Problem to work on: Could you say how many lines in the records include "knou"? Please give the number by itself.

(Beginning of Provided entries)

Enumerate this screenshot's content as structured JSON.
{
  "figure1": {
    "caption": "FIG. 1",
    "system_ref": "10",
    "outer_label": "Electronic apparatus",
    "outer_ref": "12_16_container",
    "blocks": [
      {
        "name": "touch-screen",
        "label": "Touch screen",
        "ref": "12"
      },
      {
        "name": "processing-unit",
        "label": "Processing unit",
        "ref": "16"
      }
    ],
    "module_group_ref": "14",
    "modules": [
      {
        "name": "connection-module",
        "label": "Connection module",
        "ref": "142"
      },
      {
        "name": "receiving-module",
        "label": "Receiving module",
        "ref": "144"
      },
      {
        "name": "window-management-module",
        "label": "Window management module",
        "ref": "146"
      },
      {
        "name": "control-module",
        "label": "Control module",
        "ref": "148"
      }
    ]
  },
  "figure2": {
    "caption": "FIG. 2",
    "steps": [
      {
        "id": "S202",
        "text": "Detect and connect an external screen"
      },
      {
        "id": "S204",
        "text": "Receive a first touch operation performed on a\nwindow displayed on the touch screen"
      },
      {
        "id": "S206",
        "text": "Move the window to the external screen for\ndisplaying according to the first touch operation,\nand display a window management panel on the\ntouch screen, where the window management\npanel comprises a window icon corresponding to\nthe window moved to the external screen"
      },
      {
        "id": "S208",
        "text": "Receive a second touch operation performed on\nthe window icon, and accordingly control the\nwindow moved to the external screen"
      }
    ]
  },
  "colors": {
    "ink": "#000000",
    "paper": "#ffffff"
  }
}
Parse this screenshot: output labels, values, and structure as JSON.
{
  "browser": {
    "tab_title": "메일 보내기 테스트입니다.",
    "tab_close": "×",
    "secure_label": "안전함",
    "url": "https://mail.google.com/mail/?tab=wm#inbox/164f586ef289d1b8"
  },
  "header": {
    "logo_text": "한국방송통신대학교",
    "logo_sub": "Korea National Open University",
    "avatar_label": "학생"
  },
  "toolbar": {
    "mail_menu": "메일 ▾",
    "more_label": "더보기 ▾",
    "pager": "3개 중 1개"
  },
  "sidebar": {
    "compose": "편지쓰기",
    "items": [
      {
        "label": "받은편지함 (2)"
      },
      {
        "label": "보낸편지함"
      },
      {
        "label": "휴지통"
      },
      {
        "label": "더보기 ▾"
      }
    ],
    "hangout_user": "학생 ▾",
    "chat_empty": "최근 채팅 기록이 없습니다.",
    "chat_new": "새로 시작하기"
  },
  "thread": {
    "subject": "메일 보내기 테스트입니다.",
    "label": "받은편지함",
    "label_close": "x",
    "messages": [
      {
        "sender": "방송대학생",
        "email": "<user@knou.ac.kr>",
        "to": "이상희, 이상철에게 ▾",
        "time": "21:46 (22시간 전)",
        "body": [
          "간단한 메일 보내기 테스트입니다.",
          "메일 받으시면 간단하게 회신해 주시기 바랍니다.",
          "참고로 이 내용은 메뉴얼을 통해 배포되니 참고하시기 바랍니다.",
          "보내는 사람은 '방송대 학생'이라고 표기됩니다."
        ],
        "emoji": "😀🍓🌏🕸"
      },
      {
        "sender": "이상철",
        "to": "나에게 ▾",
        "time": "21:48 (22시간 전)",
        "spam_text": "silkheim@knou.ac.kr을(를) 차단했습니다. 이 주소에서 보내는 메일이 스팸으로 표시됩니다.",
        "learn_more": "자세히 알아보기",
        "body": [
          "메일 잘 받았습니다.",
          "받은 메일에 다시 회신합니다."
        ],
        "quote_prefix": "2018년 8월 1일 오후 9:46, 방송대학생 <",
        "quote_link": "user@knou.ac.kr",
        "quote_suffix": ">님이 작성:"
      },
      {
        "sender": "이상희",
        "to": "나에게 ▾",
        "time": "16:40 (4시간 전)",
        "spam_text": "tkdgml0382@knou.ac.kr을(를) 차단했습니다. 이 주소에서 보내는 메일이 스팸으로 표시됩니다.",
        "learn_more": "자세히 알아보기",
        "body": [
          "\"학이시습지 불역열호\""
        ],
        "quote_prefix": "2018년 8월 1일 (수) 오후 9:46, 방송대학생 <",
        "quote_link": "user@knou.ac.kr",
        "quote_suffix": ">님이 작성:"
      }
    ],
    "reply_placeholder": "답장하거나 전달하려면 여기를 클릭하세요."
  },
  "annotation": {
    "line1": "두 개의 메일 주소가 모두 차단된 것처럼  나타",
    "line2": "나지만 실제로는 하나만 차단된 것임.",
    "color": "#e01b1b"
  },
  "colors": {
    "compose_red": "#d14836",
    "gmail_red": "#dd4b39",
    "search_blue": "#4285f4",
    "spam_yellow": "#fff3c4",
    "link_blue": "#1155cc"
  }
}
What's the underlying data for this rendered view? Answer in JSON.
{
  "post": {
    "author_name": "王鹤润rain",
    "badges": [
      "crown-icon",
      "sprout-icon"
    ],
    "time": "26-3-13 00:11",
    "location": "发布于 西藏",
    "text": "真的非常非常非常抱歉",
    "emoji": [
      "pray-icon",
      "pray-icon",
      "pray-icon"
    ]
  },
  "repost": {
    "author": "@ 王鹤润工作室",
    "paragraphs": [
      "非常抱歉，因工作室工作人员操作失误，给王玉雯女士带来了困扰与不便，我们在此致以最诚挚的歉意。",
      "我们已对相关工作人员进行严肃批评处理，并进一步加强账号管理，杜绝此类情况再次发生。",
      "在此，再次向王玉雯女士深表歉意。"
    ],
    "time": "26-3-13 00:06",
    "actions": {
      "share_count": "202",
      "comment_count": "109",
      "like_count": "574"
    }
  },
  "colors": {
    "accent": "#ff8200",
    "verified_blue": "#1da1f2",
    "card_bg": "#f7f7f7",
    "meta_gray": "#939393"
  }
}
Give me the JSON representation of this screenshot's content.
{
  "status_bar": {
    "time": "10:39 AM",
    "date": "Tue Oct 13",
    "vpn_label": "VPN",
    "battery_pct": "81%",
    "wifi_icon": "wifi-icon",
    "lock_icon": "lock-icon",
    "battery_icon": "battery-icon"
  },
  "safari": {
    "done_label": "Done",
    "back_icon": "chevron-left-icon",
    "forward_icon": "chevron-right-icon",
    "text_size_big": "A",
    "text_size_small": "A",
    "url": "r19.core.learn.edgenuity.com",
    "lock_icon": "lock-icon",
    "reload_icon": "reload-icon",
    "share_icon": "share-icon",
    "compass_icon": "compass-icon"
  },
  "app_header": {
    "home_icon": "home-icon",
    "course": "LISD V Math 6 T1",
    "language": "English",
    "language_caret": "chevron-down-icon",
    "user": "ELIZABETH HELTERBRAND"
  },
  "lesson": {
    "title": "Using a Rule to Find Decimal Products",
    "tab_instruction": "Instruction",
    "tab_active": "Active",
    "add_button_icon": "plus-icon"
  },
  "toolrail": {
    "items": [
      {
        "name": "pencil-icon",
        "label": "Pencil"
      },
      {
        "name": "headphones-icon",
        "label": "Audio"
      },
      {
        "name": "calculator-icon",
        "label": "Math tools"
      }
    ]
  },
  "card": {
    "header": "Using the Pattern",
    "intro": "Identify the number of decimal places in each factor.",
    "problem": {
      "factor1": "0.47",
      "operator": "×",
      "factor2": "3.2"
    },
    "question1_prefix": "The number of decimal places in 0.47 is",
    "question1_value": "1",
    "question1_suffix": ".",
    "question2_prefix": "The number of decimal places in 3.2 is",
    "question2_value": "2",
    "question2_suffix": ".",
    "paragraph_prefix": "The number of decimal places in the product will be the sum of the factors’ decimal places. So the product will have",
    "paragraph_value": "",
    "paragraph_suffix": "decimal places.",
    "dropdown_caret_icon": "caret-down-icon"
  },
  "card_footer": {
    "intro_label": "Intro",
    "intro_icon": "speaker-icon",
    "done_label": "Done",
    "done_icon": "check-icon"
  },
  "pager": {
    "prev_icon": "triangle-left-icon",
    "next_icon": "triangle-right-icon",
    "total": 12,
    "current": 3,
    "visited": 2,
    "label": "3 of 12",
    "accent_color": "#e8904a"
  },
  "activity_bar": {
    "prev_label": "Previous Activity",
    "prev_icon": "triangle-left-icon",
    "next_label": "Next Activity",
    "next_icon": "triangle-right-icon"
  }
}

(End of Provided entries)

Task output: 5